US-Klassifikation725/25, 725/27, 348/E07.056, 348/E07.063, 348/E05.108, 348/E07.061, 725/131, 725/28, 348/E05.004, 725/139, 725/31
Internationale KlassifikationH04N7/16, H04N5/44, H04N7/167, H04N5/00, H04N21/4385, H04N21/4627, H04N21/4623, H04N21/266, H04N21/426, H04N21/418, H04N21/4405
UnternehmensklassifikationH04N21/26606, H04N21/4623, H04N21/4181, H04N21/42623, H04N21/4405, H04N7/1675, H04N5/4401, H04N7/165, H04N7/163
Europäische KlassifikationH04N21/426B2, H04N21/4623, H04N21/266E, H04N21/418C, H04N21/4405, H04N7/16E2, H04N5/44N, H04N7/16E3, H04N7/167D
Juristische Ereignisse
DatumCodeEreignisBeschreibung
11. Juli 2011FPAYFee payment
Year of fee payment: 4
16. Sept. 2008CCCertificate of correction
22. Aug. 2002ASAssignment
Owner name: THOMSON LICENSING S.A., FRANCE
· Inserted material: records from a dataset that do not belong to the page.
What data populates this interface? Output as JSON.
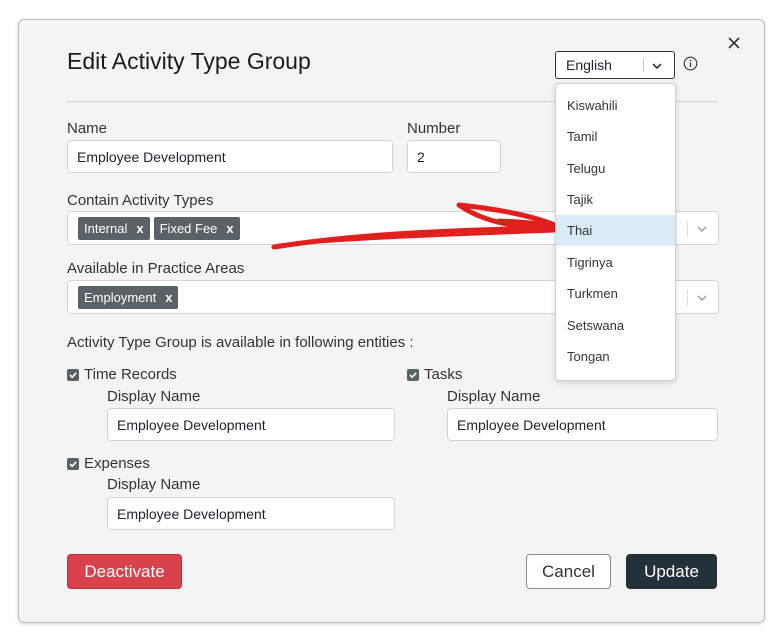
{
  "modal": {
    "title": "Edit Activity Type Group",
    "language": {
      "selected": "English",
      "options": [
        "Kiswahili",
        "Tamil",
        "Telugu",
        "Tajik",
        "Thai",
        "Tigrinya",
        "Turkmen",
        "Setswana",
        "Tongan"
      ],
      "highlighted": "Thai"
    },
    "fields": {
      "name_label": "Name",
      "name_value": "Employee Development",
      "number_label": "Number",
      "number_value": "2",
      "activity_types_label": "Contain Activity Types",
      "activity_types": [
        "Internal",
        "Fixed Fee"
      ],
      "practice_areas_label": "Available in Practice Areas",
      "practice_areas": [
        "Employment"
      ],
      "tag_remove": "x"
    },
    "entities": {
      "heading": "Activity Type Group is available in following entities :",
      "time_records": {
        "label": "Time Records",
        "checked": true,
        "display_label": "Display Name",
        "display_value": "Employee Development"
      },
      "tasks": {
        "label": "Tasks",
        "checked": true,
        "display_label": "Display Name",
        "display_value": "Employee Development"
      },
      "expenses": {
        "label": "Expenses",
        "checked": true,
        "display_label": "Display Name",
        "display_value": "Employee Development"
      }
    },
    "buttons": {
      "deactivate": "Deactivate",
      "cancel": "Cancel",
      "update": "Update"
    }
  },
  "colors": {
    "danger": "#d9424a",
    "primary_dark": "#253139",
    "tag": "#5a6268",
    "highlight": "#d9ecf8",
    "annotation_arrow": "#e0201c"
  },
  "icons": [
    "close-icon",
    "chevron-down-icon",
    "info-icon",
    "check-icon"
  ]
}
Free format text: ASSIGNMENT OF ASSIGNORS INTEREST;ASSIGNORS:DEISS, MICHAEL S.;TAMER, GREGORY G.;CHANEY, JOHN W.;AND OTHERS;REEL/FRAME:013010/0621;SIGNING DATES FROM 20020619 TO 20020816